Sickle cell anemia is an anemic condition which is genetically inherited and causes the red blood cells to form in an abnormal way. Normal red blood cells are round in shape and carry oxygen throughout the body, however, with sickle cell anemia the cells are more of a “C” shape or crescent moon which causes them to become lodged in blood vessels which slows down the flow of blood and oxygen throughout the body. These cells also die within ten to twenty days and as the bone marrow can not replace these red blood cells at a fast enough rate, this causes the condition of anemia.

Primary Symptoms

The primary symptoms are the same as the symptoms which are associated with all types of anemia which include tiredness and fatigue. Other symptoms can include chest pain, cold hands and feet, dizziness, headache, shortness of breath, and pale skin.

With sickle-cell anemia, individuals often have chronic pain due to a crisis which occurs when the clumping of sickle cells in the bloodstream causes the flow of blood to the tiny vessels of the organs and limbs to be blocked.

When a crisis occurs, the person experiencing it may suffer from acute pain.
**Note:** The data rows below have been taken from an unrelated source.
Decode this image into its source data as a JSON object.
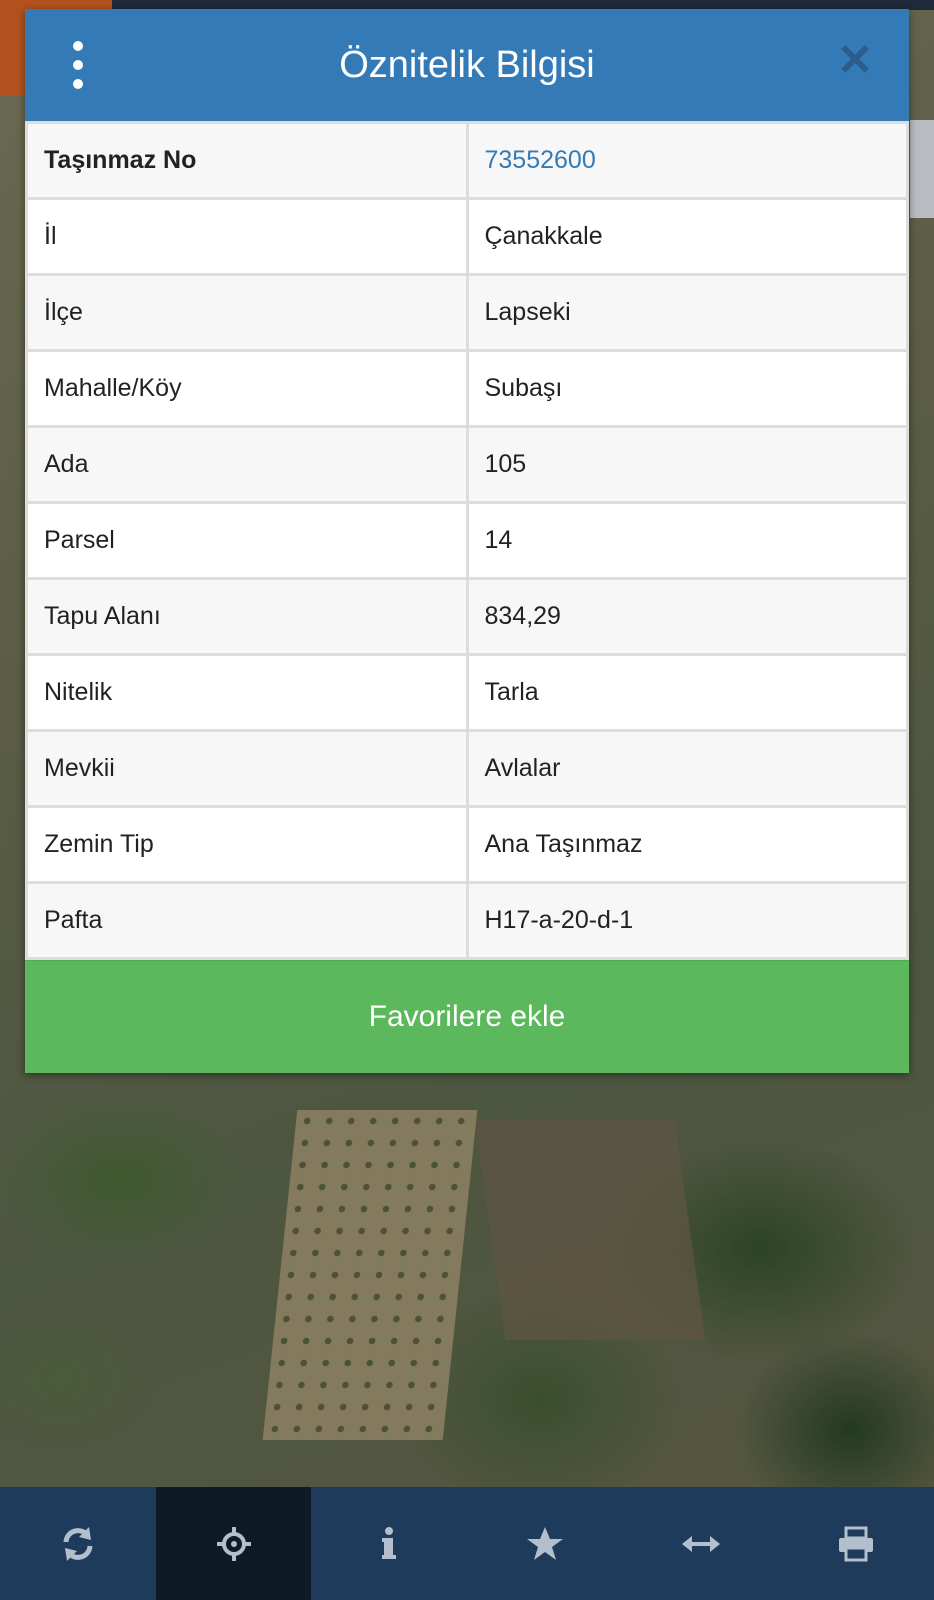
{
  "modal": {
    "title": "Öznitelik Bilgisi",
    "menu_icon": "more-vertical-icon",
    "close_icon": "close-icon",
    "rows": [
      {
        "key": "Taşınmaz No",
        "value": "73552600"
      },
      {
        "key": "İl",
        "value": "Çanakkale"
      },
      {
        "key": "İlçe",
        "value": "Lapseki"
      },
      {
        "key": "Mahalle/Köy",
        "value": "Subaşı"
      },
      {
        "key": "Ada",
        "value": "105"
      },
      {
        "key": "Parsel",
        "value": "14"
      },
      {
        "key": "Tapu Alanı",
        "value": "834,29"
      },
      {
        "key": "Nitelik",
        "value": "Tarla"
      },
      {
        "key": "Mevkii",
        "value": "Avlalar"
      },
      {
        "key": "Zemin Tip",
        "value": "Ana Taşınmaz"
      },
      {
        "key": "Pafta",
        "value": "H17-a-20-d-1"
      }
    ],
    "favorite_button": "Favorilere ekle"
  },
  "toolbar": {
    "items": [
      {
        "icon": "refresh-icon",
        "active": false
      },
      {
        "icon": "crosshair-icon",
        "active": true
      },
      {
        "icon": "info-icon",
        "active": false
      },
      {
        "icon": "star-icon",
        "active": false
      },
      {
        "icon": "measure-arrows-icon",
        "active": false
      },
      {
        "icon": "print-icon",
        "active": false
      }
    ]
  },
  "colors": {
    "header": "#337ab7",
    "link": "#337ab7",
    "favorite_button": "#5cb85c",
    "toolbar": "#1f3b5c",
    "toolbar_active": "#0e1a26"
  }
}
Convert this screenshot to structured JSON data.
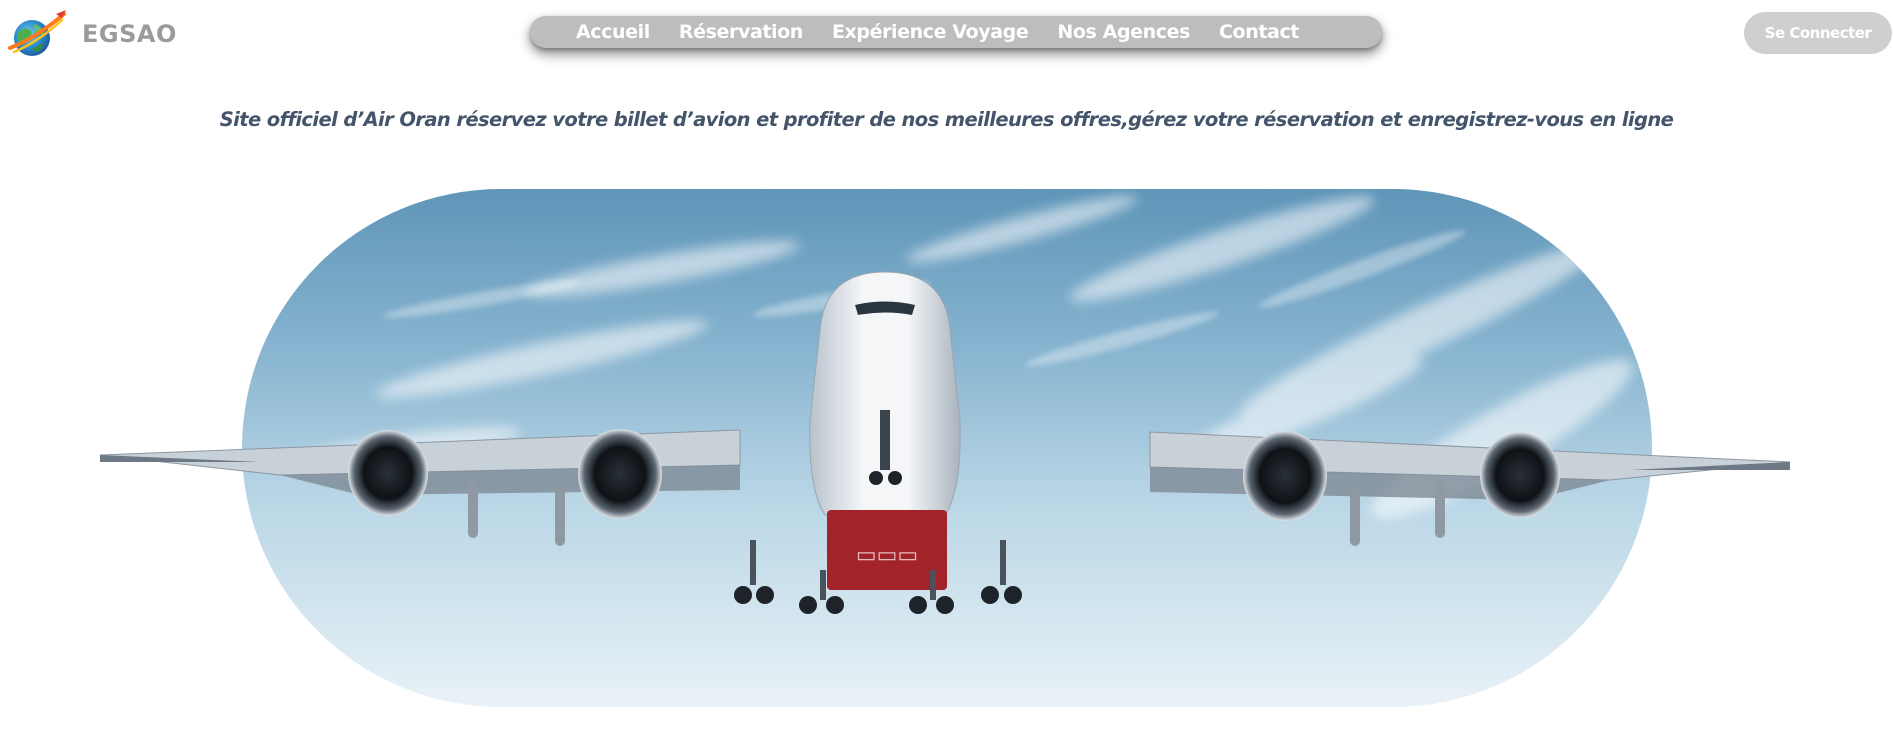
{
  "header": {
    "brand": "EGSAO",
    "logo_icon": "globe-plane-logo",
    "login_label": "Se Connecter"
  },
  "nav": {
    "items": [
      {
        "label": "Accueil"
      },
      {
        "label": "Réservation"
      },
      {
        "label": "Expérience Voyage"
      },
      {
        "label": "Nos Agences"
      },
      {
        "label": "Contact"
      }
    ]
  },
  "tagline": "Site officiel d’Air Oran réservez votre billet d’avion et profiter de nos meilleures offres,gérez votre réservation et enregistrez-vous en ligne",
  "colors": {
    "nav_bg": "#bdbdbd",
    "button_bg": "#cfcfcf",
    "tagline": "#44546b",
    "brand": "#9a9a9a"
  },
  "hero": {
    "image": "airplane-landing-photo"
  }
}
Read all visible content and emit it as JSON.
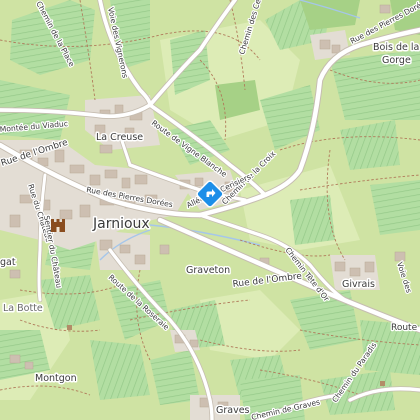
{
  "map": {
    "colors": {
      "base": "#cfe3a3",
      "meadow": "#ddecb6",
      "vineyard": "#aedd9f",
      "vine_lines": "#8fc583",
      "forest": "#a9d48a",
      "residential": "#e3ddd4",
      "building": "#cdbfb1",
      "road_fill": "#ffffff",
      "road_casing": "#c6bdb1",
      "path": "#b07a5a",
      "water": "#a5c6ea",
      "marker": "#1c8ee8"
    },
    "places": {
      "jarnioux": "Jarnioux",
      "la_creuse": "La Creuse",
      "graveton": "Graveton",
      "givrais": "Givrais",
      "bois_de_la": "Bois de la",
      "gorge": "Gorge",
      "la_botte": "La Botte",
      "montgon": "Montgon",
      "graves": "Graves",
      "gat": "gat"
    },
    "roads": {
      "rue_de_lombre_top_left": "Rue de l'Ombre",
      "rue_de_lombre_main": "Rue de l'Ombre",
      "route_right_edge": "Route c",
      "montee_du_viaduc": "Montée du Viaduc",
      "chemin_de_la_place": "Chemin de la Place",
      "voie_des_vignerons": "Voie des Vignerons",
      "chemin_des_cerisiers": "Chemin des Cerisiers",
      "rue_des_pierres_dorees_ne": "Rue des Pierres Dorées",
      "route_de_vigne_blanche": "Route de Vigne Blanche",
      "chemin_de_la_croix": "Chemin de la Croix",
      "rue_des_pierres_dorees": "Rue des Pierres Dorées",
      "allee_des_cerisiers": "Allée des Cerisiers",
      "rue_du_chateau": "Rue du Château",
      "sentier_du_chateau": "Sentier du Château",
      "route_de_la_roseraie": "Route de la Roseraie",
      "chemin_tete_dor": "Chemin Tête d'Or",
      "voie_des": "Voie des",
      "chemin_de_graves": "Chemin de Graves",
      "chemin_du_paradis": "Chemin du Paradis"
    },
    "icons": {
      "location_marker": "location-marker-icon",
      "castle": "castle-icon",
      "tiny_marker": "small-square-marker-icon"
    }
  }
}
This pain typically lasts a few hours, but in severe cases, it may extend up to a few days. sickle cell anemia is most commonly diagnosed in infants after the age of four months old and primarily seen in people of African American descent.

The Treatment of Anemia

Treatments for sickle cell anemia are primarily focused on relieving the pain and complications caused by the symptoms associated with this disease as the only potential cure for sickle cell is a bone marrow transplant which has high risk factors which can be fatal and finding a donor with an exact match is extremely difficult.

Most individuals with sickle cell anemia are under constant medical care involving specialists dedicated to the treatment of this disease which involves a wide variety of treatments and medications.…